British Jazz Musician Tubby Hayes — Down in The Village, New York 1961
Jazz of the 20th century is as much about recordings as it is about musicians, and when a particular musician, or group of musicians, record something exceptional that recording instantly becomes a bench mark of excellence, and an inspiration for future musicians (think of Miles Davis’s Kind of Blue for instance) and something of a friend and companion for the jazz fan. I’ve had one such friend for over fifty years.
Back in the early 1960s there was an arts magazine called The Scene which, in their first issue, had a feature on the British saxophonist and vibes player Edward Brian ‘Tubby’ Hayes explaining that this 28 year old jazz musician was going to conquer the world, and that we should all buy his latest (his first I think) LP, called Down In The Village because those privileged few (Steve Race had been one of the few and couldn’t stop talking about the forthcoming LP on his BBC Light Programme show) who had been lucky enough to witness the recording session at the Ronnie Scott Club in London’s Soho said it was exceptional and a bench mark of excellence. They were right.
Well, I saved my paper-round money and bought the LP. I was knocked out. This was jazz I’d never heard before. It was a complete and utter revelation, as if, just for a moment, I’d been let into a secret world. Which I had of course — the secret world of modern jazz where every note, every beat, every nuance of phrasing is layered to create something the brain can hardly take in at first listening but, just before the end of a piece your heart gives you a good kick and you realise that something rather special has just happened. Better listen to that track again you think, and then again and again.

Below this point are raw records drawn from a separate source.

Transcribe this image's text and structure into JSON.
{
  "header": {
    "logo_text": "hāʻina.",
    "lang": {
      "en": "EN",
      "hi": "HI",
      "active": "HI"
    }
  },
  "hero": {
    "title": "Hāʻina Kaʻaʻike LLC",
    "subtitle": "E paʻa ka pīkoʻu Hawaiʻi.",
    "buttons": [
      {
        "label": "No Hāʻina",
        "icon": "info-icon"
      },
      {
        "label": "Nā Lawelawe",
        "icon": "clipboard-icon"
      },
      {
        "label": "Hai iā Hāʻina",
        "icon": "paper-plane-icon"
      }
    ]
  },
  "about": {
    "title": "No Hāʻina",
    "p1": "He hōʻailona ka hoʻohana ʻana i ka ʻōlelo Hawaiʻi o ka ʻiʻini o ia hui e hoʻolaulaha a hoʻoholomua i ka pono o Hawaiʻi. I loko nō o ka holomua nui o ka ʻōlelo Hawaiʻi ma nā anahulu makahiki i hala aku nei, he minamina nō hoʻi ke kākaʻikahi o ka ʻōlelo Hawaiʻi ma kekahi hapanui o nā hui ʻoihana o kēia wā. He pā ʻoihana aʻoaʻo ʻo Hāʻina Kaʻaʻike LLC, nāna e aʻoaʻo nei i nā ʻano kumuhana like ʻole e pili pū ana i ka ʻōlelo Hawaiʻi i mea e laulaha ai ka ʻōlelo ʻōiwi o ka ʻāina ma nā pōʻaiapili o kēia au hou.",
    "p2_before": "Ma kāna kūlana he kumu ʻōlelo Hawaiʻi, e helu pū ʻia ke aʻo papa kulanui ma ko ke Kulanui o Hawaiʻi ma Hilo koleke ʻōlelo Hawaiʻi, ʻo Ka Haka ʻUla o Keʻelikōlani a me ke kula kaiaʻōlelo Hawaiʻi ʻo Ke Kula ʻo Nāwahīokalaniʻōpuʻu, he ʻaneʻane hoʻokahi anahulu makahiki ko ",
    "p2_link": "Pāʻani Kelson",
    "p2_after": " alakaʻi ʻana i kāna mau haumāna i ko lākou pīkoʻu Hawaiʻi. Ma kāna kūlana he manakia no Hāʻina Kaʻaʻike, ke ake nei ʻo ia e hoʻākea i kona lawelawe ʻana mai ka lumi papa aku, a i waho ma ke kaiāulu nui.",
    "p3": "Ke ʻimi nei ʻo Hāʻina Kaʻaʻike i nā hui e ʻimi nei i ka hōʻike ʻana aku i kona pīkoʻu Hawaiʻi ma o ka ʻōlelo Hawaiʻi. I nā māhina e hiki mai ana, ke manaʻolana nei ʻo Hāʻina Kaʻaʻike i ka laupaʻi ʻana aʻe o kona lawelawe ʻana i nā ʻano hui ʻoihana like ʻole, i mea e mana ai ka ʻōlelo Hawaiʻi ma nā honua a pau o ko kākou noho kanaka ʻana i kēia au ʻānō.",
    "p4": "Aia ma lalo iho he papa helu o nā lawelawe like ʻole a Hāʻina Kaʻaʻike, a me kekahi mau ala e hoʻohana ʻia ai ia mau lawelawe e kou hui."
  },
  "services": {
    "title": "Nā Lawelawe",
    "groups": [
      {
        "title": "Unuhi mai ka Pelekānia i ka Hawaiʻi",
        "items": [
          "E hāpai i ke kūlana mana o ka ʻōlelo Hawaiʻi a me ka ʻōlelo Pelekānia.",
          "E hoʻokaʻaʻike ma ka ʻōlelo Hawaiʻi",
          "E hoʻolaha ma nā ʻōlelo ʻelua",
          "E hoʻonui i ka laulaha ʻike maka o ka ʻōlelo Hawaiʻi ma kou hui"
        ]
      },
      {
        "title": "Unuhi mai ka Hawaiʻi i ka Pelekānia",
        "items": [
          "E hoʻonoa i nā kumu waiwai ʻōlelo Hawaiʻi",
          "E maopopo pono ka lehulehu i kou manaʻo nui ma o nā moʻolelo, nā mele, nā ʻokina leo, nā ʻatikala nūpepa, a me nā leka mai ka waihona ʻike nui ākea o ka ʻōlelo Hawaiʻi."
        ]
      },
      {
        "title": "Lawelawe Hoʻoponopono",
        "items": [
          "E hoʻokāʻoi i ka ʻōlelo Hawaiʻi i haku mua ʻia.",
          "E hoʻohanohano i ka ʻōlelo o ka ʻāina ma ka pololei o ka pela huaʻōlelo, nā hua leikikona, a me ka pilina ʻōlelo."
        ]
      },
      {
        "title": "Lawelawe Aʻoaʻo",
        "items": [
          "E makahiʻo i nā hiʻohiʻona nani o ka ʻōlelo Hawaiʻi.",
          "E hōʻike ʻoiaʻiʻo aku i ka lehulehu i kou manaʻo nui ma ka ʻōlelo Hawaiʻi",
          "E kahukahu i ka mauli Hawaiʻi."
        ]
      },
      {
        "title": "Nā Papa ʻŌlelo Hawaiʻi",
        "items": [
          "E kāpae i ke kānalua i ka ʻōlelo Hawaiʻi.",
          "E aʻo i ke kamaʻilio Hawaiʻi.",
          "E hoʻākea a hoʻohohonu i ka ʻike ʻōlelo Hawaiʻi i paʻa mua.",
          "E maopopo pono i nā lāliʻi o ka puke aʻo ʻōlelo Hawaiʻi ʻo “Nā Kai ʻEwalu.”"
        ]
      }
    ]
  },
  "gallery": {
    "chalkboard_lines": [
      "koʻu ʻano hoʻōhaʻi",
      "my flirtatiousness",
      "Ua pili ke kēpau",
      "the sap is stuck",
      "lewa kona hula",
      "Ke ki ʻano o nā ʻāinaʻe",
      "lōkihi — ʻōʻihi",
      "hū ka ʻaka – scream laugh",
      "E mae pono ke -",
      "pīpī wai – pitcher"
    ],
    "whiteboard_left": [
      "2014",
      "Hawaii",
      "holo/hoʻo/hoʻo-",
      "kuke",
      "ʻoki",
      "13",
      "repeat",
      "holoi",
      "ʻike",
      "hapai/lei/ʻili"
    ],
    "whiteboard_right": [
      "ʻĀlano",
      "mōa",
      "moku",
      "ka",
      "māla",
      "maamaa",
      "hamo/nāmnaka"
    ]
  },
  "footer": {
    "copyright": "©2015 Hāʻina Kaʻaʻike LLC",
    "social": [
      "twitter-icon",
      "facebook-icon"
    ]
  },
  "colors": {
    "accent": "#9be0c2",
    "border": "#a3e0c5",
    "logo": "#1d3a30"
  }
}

And the track I listened to again and again, is the title track ‘Down In The Village’ which is an original composition by Hayes to commemorate his visit to New York in 1961 where he played at the Village Vanguard ( the home turf of John Coltrane of course) and became something of a sensation, and rightly so because the professionalism and sheer brilliance of his playing states, from the outset of this wonderful recording, that this young Londoner was without a doubt one of the world’s finest jazz musicians. On tenor sax alone the likes of Sonny Rollins and the aforementioned Coltrane would have had a job just keeping up let alone competing in the creativity stakes. Tubby Hayes was a phenomenon, and not only on the tenor and soprano saxes, but also on the vibraphone, which is his chosen instrument for ‘Down In The Village’ and with which he creates a sumptuous mood and a gloriously deep propulsive swing that spurs the other musicians on to create something quite spectacular of their own, most notably Jimmy Deucher on trumpet who gets into a groove that at times almost breaks your heart with the delicacy of the phrasing and the sheer genius of his inventiveness, as does the piano playing of Gordon Beck whose improvisational skills and back-leaning swing is almost too much to bear. Add to this the rock solid support of Freddy Logan on bass, and the ‘wonderful’ Allan Ganley on drums, and you have a jazz record that changed British modern jazz forever, and not just here but around the world. It really is that good.